The visits have been supported by the Visiting Women and Minority Scholars program. The public lectures are part of “World War I in the Copper Country,” an extensive program of events and exhibits commemorating the WWI Armistice. Sponsors include Michigan Technological University Institutional Equity office, the Departments of Humanities, Social Sciences and Visual and Performing Arts, Finlandia University, the Carnegie Museum of the Keweenaw and the Michigan Humanities Council.
The WWI Armistice and Aftermath Symposium is a two-day event, Friday and Saturday (Sept. 28 and 29) that includes presentations, a film and concert, most on the Michigan Tech campus.
Armistice Day 2018 marks the centenary end of World War I. This symposium explores the conditions and impacts of the Great War as experienced during and afterward.
All events are open to the public and admission is free. The full program is available online. A box supper on Friday and a buffet lunch on Saturday are available for $5 and must be reserved in advance by no later than noon Wednesday (Sept. 26).
- 4-5 p.m.: Sue Collins (HU) “Local Theaters, Propaganda and WWI.” Orpheum Theater, Hancock
- 6-7 p.m.: Superior Wind Symphony, “Europe, America, and the World: An Outdoor Concert.” On Walker lawn if weather permits; otherwise McArdle Theatre
- 7:30-8:30 p.m.: John Morrow Jr. (University of Georgia), “African American Experience in WWI and Aftermath.” Rozsa Lobby
- 8:45 a.m.: Symposium Committee Welcome, MUB Ballroom
- 9-11:15 a.m.: Symposium Panels (see full program online)
- 12-1 p.m.: Lynn Dumenil (Occidental College), “Women and the Great War.” MUB Ballroom
- 1:15-3:45 p.m.: Symposium Panels
- 7:30-9 p.m.: “Copper Country at the Silver Screen in 1918,” Rozsa Theater. A silent film program featuring a 1918 Charlie Chaplin film, film shorts, newsreel, and Four Minute-Man performance; music performed by Jay Warren, Chicago’s foremost Photoplay organist.
Mary Durfee (professor emerita at Michigan Tech) and Rachael Lorna Johnstone’s (University of Akureyri, Iceland and the University of Greenland) new book, Arctic Governance in a Changing World, will be available January 2019 and can be pre-ordered. Click on the title link for information.
Arctic Governance in a Changing World provides a succinct yet precise account of the contemporary Arctic in the context of international relations and international law to explain the people and processes that govern the Arctic.
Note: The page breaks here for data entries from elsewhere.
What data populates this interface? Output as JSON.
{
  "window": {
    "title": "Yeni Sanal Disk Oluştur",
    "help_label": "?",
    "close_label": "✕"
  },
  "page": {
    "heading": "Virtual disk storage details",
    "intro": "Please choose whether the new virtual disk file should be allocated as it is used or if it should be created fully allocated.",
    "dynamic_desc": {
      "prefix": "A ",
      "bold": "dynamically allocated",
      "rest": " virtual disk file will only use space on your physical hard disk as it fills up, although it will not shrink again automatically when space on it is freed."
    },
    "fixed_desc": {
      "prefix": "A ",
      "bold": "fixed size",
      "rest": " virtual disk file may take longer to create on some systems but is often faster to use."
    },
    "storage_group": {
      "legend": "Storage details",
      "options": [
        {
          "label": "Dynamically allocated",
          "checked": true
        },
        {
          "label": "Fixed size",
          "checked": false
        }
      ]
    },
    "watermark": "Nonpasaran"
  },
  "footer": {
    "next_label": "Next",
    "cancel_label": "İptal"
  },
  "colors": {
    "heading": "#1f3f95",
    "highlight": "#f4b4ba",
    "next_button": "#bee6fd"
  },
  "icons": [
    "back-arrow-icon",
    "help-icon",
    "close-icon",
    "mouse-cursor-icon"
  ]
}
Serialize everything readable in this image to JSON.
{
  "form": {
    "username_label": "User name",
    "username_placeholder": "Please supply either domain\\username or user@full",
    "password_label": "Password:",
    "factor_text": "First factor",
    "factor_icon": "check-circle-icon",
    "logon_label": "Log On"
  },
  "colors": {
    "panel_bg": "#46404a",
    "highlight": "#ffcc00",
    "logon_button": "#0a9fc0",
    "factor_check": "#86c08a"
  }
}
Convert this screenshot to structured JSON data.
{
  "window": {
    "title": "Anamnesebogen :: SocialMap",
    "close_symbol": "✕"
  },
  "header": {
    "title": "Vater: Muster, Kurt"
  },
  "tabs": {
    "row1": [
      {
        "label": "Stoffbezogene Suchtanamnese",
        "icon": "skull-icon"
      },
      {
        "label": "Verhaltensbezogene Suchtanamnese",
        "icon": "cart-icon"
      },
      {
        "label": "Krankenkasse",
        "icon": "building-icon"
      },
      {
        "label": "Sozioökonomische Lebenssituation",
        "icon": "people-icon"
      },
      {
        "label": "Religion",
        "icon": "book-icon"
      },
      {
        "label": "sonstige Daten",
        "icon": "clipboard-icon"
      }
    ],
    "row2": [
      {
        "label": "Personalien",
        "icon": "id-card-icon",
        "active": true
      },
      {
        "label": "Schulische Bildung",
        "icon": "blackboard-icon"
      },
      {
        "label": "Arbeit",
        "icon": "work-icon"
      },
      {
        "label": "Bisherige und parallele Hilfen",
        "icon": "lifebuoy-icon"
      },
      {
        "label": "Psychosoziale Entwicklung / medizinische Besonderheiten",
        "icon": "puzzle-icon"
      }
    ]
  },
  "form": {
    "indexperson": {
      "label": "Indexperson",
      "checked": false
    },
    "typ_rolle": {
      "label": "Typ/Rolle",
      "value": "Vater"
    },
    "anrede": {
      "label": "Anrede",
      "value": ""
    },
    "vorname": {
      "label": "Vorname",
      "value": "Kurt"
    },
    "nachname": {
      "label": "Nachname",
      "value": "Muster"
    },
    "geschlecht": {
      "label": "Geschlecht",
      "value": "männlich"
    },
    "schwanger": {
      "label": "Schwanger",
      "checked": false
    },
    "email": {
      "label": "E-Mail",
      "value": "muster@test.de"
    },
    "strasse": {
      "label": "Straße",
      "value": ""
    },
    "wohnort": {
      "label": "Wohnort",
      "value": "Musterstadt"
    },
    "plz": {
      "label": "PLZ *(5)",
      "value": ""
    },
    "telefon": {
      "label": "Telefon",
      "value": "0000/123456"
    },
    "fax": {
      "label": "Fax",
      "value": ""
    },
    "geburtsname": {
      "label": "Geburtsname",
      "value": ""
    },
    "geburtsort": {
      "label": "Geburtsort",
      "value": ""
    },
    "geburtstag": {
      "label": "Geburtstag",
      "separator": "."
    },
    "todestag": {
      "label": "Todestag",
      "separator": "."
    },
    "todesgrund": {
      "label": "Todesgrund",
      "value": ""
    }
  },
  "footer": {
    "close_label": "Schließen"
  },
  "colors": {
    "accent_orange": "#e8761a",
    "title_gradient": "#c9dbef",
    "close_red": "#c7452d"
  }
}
The book begins with an overview of the Arctic in light of its inextricable relation to the wider world. An explanation of environmental and political change in the Arctic follows. The book shows how various players in Arctic decision-making influence different spheres of governance. Security in the Arctic is analyzed in terms of both national and human security. Arctic economies are presented and then explored from a political economy perspective, including free trade issues and the influence of China. The book is strong on human and indigenous rights and explains how these rights constrain state and corporate behavior. It shows how the law of the sea in the Arctic determines resource allocation. Unique in a textbook about international relations is a chapter on Arctic shipping. The book explains how (and to what extent) international environmental law protects the vulnerable Arctic and its inhabitants in times of climate change. It concludes with an analysis of resilient governance in the Arctic.